* _PROBLEM REQUIREMENTS_
Your task is to find every line in the records that holds the string "watermark" and copy it.

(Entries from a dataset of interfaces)
# # #

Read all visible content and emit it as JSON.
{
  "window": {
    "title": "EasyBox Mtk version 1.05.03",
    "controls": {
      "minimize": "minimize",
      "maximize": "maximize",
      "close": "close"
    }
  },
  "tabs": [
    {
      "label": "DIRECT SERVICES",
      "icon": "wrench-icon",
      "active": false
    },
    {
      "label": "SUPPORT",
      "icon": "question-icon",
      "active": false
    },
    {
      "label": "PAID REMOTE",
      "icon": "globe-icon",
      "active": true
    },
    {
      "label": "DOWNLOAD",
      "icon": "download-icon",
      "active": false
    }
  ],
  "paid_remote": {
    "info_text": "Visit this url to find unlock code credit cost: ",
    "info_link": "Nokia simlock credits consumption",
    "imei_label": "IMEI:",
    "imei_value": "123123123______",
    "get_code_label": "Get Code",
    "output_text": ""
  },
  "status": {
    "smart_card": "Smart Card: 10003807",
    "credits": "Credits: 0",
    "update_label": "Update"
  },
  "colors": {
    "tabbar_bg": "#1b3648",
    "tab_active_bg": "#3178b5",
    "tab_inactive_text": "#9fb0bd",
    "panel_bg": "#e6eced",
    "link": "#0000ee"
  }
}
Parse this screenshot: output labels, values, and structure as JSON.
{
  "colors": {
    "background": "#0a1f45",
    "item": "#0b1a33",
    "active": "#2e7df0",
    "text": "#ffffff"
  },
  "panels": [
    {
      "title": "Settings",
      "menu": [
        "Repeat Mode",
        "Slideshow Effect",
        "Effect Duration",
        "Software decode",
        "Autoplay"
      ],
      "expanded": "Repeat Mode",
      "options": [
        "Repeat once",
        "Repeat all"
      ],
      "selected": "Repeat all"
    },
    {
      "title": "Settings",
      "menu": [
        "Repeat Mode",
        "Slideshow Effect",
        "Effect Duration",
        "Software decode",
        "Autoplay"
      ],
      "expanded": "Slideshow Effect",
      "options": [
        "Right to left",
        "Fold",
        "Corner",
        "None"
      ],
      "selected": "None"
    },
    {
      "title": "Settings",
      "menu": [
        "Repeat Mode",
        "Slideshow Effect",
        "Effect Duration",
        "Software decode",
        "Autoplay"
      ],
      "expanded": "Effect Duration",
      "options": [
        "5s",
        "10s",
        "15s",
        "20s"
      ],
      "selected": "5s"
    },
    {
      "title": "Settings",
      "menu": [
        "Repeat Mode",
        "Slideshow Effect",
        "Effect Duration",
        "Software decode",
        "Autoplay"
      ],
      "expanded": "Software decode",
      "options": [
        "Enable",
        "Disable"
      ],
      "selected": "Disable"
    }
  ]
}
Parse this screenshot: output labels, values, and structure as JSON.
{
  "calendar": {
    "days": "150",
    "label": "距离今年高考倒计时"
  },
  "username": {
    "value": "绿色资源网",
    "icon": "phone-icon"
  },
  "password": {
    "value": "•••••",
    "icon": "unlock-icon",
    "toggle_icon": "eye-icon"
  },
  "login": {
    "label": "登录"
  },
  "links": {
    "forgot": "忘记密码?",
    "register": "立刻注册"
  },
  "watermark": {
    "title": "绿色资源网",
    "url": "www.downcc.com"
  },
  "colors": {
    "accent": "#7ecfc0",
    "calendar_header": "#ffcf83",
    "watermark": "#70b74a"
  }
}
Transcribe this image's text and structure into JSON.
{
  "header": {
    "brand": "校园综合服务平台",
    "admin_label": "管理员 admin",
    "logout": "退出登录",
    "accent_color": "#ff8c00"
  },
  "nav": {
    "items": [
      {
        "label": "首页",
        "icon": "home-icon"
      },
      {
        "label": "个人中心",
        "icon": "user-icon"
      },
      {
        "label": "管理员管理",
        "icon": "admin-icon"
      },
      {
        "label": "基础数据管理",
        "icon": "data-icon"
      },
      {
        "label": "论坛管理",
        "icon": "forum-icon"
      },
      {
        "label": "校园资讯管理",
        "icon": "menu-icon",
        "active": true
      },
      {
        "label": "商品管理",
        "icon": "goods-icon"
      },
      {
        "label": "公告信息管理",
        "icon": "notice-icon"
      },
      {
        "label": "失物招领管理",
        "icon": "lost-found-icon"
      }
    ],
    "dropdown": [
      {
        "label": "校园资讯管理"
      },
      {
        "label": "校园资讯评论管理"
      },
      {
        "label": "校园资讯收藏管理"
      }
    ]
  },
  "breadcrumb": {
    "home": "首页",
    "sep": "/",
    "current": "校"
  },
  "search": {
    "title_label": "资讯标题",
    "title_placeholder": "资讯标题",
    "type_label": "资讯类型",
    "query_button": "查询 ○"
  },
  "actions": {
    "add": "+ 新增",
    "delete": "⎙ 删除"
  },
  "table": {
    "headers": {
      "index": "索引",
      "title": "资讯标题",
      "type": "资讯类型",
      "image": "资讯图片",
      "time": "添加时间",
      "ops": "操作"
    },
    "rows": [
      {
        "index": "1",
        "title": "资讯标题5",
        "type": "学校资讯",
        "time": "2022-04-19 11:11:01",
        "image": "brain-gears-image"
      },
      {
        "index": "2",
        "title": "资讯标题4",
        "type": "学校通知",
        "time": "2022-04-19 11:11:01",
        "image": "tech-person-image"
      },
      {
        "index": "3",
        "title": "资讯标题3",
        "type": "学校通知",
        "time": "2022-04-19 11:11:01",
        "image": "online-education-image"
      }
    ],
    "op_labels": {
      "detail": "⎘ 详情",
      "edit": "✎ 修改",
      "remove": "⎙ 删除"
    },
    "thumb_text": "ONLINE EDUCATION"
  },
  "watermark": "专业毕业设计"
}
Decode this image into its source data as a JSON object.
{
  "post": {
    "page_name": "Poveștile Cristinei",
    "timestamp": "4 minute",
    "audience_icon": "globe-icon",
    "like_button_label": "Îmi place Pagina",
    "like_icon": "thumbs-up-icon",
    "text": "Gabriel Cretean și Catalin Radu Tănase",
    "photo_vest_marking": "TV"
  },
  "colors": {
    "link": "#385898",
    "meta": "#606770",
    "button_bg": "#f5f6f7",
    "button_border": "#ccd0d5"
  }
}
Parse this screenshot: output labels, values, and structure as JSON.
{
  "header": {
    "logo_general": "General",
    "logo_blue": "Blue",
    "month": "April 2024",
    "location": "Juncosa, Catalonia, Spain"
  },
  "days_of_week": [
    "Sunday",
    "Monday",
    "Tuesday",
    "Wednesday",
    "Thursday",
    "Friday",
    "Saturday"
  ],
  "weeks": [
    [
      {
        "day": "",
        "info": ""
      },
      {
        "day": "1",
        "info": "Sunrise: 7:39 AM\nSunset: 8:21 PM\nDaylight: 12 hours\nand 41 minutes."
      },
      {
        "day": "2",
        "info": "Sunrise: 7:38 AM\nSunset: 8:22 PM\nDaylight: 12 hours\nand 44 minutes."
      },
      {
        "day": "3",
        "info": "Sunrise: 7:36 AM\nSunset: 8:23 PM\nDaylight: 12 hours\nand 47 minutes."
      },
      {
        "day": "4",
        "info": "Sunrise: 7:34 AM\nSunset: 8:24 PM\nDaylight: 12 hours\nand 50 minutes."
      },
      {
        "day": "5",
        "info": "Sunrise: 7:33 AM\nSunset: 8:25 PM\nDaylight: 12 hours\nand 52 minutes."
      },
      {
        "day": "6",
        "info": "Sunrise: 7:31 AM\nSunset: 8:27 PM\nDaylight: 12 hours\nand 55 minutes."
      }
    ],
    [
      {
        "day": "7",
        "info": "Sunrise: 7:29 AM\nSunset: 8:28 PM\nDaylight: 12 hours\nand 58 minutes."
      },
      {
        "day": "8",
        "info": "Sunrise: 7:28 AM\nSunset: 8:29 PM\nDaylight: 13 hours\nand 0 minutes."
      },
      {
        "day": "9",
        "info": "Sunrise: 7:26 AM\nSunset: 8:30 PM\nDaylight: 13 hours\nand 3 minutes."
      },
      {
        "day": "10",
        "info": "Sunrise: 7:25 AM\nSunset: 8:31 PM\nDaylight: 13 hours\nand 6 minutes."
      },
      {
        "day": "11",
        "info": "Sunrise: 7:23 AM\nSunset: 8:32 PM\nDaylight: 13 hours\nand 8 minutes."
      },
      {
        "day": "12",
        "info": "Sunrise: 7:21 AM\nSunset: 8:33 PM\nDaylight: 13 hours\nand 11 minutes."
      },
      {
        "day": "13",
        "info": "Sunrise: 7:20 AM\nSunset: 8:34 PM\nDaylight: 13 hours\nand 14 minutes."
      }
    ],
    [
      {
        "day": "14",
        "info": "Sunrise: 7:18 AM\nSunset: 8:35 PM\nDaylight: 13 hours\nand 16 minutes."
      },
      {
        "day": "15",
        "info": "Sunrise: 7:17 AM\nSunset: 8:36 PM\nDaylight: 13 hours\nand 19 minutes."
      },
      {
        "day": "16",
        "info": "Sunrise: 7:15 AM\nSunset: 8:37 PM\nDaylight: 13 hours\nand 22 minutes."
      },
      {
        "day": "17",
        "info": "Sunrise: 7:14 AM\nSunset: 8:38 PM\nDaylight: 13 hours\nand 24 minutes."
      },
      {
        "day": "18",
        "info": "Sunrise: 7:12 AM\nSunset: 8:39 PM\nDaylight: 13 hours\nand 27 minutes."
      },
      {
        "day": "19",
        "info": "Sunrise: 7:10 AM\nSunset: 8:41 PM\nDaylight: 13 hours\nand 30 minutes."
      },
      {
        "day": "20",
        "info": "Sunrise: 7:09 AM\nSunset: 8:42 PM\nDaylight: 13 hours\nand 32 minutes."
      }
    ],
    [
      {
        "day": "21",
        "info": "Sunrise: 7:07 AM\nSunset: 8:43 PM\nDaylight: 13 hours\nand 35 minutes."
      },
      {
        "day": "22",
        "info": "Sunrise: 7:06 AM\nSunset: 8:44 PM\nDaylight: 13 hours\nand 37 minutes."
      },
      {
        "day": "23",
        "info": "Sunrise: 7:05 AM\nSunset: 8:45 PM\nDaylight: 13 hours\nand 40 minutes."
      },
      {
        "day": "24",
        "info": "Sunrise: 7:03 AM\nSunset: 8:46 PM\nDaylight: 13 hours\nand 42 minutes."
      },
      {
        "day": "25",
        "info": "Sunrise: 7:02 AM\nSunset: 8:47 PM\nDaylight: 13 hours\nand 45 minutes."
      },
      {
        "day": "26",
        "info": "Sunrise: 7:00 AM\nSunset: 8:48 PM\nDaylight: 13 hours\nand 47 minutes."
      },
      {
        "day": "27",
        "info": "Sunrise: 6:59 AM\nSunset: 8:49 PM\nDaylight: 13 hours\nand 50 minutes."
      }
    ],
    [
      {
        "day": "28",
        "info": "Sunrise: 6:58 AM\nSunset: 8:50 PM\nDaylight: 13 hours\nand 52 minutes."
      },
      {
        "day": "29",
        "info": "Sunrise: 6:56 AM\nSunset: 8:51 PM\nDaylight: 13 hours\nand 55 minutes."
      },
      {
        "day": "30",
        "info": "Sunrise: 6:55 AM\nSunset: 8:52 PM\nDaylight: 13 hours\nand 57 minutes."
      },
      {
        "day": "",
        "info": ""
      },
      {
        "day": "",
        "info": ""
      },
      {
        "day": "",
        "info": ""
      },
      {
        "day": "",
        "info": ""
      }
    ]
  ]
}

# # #

* _RESULT_
  "watermark": {
    "watermark": "#70b74a"
  "watermark": "专业毕业设计"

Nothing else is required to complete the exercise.